* _Goal of the exercise_: Nothing should be left out: output all of the entries exactly.

(Source records begins)

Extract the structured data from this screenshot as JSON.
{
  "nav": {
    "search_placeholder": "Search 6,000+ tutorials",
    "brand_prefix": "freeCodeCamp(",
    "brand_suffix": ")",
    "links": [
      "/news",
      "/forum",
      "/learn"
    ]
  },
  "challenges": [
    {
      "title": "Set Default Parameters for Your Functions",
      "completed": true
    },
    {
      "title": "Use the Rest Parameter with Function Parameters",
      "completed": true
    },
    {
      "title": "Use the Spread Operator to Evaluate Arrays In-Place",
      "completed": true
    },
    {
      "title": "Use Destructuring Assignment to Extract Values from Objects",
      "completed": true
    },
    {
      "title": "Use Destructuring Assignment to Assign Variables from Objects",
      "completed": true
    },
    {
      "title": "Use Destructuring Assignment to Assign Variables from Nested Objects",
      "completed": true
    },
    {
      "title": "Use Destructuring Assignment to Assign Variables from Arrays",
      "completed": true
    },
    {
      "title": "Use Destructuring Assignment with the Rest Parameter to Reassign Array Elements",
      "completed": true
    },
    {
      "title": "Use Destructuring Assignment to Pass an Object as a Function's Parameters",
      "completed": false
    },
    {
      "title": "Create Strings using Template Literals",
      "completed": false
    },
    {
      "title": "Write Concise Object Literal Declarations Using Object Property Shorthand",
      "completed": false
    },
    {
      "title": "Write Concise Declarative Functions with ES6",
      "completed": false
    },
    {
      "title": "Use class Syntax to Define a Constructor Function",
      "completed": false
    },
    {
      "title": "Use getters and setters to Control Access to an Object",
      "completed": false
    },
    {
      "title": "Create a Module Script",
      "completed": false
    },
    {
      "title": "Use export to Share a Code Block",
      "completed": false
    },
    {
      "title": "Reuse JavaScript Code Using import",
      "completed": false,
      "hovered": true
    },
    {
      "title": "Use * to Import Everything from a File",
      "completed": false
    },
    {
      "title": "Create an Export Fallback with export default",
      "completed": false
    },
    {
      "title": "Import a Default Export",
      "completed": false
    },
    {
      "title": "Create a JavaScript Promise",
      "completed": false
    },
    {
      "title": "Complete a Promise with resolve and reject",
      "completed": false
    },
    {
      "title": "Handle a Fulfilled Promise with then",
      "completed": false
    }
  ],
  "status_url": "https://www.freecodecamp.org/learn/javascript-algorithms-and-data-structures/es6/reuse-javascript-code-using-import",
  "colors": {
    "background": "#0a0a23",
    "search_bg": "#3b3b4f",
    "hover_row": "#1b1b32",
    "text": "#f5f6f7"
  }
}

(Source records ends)

* _Result below_:
Extract the structured data from this screenshot as JSON.
{
  "nav": {
    "search_placeholder": "Search 6,000+ tutorials",
    "brand_prefix": "freeCodeCamp(",
    "brand_suffix": ")",
    "links": [
      "/news",
      "/forum",
      "/learn"
    ]
  },
  "challenges": [
    {
      "title": "Set Default Parameters for Your Functions",
      "completed": true
    },
    {
      "title": "Use the Rest Parameter with Function Parameters",
      "completed": true
    },
    {
      "title": "Use the Spread Operator to Evaluate Arrays In-Place",
      "completed": true
    },
    {
      "title": "Use Destructuring Assignment to Extract Values from Objects",
      "completed": true
    },
    {
      "title": "Use Destructuring Assignment to Assign Variables from Objects",
      "completed": true
    },
    {
      "title": "Use Destructuring Assignment to Assign Variables from Nested Objects",
      "completed": true
    },
    {
      "title": "Use Destructuring Assignment to Assign Variables from Arrays",
      "completed": true
    },
    {
      "title": "Use Destructuring Assignment with the Rest Parameter to Reassign Array Elements",
      "completed": true
    },
    {
      "title": "Use Destructuring Assignment to Pass an Object as a Function's Parameters",
      "completed": false
    },
    {
      "title": "Create Strings using Template Literals",
      "completed": false
    },
    {
      "title": "Write Concise Object Literal Declarations Using Object Property Shorthand",
      "completed": false
    },
    {
      "title": "Write Concise Declarative Functions with ES6",
      "completed": false
    },
    {
      "title": "Use class Syntax to Define a Constructor Function",
      "completed": false
    },
    {
      "title": "Use getters and setters to Control Access to an Object",
      "completed": false
    },
    {
      "title": "Create a Module Script",
      "completed": false
    },
    {
      "title": "Use export to Share a Code Block",
      "completed": false
    },
    {
      "title": "Reuse JavaScript Code Using import",
      "completed": false,
      "hovered": true
    },
    {
      "title": "Use * to Import Everything from a File",
      "completed": false
    },
    {
      "title": "Create an Export Fallback with export default",
      "completed": false
    },
    {
      "title": "Import a Default Export",
      "completed": false
    },
    {
      "title": "Create a JavaScript Promise",
      "completed": false
    },
    {
      "title": "Complete a Promise with resolve and reject",
      "completed": false
    },
    {
      "title": "Handle a Fulfilled Promise with then",
      "completed": false
    }
  ],
  "status_url": "https://www.freecodecamp.org/learn/javascript-algorithms-and-data-structures/es6/reuse-javascript-code-using-import",
  "colors": {
    "background": "#0a0a23",
    "search_bg": "#3b3b4f",
    "hover_row": "#1b1b32",
    "text": "#f5f6f7"
  }
}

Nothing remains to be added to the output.